WHAT YOU ARE ASKED TO DO> Run through the data and copy out every line that mentions the word "Настройки".

Data records for software interfaces:
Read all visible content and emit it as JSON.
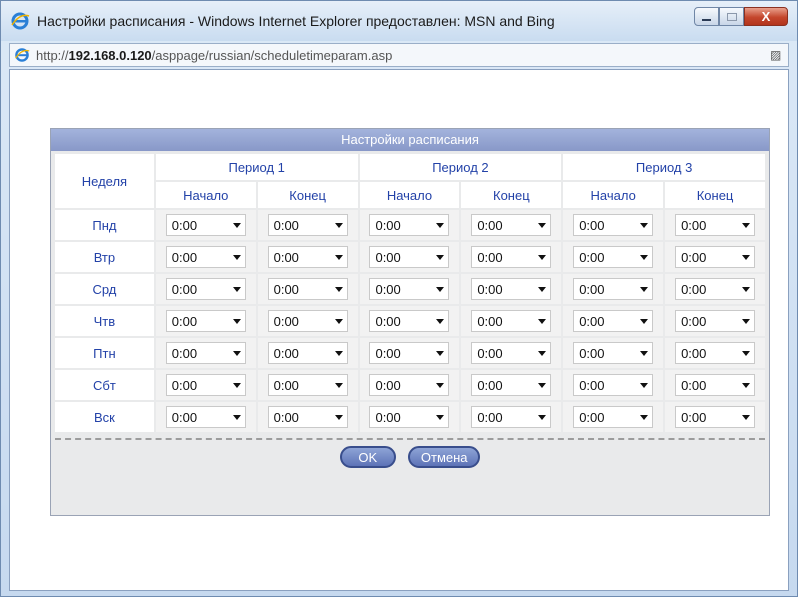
{
  "window": {
    "title": "Настройки расписания - Windows Internet Explorer предоставлен: MSN and Bing",
    "close_label": "X"
  },
  "address": {
    "prefix": "http://",
    "host": "192.168.0.120",
    "path": "/asppage/russian/scheduletimeparam.asp"
  },
  "panel": {
    "title": "Настройки расписания",
    "week_header": "Неделя",
    "periods": [
      "Период 1",
      "Период 2",
      "Период 3"
    ],
    "start_label": "Начало",
    "end_label": "Конец",
    "days": [
      "Пнд",
      "Втр",
      "Срд",
      "Чтв",
      "Птн",
      "Сбт",
      "Вск"
    ],
    "default_time": "0:00",
    "ok_label": "OK",
    "cancel_label": "Отмена"
  },
  "colors": {
    "header_text": "#2342a8",
    "panel_title_bg": "#8898c8",
    "button_bg": "#5d73b7"
  }
}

RESULT BELOW>
    "title": "Настройки расписания - Windows Internet Explorer предоставлен: MSN and Bing",
    "title": "Настройки расписания",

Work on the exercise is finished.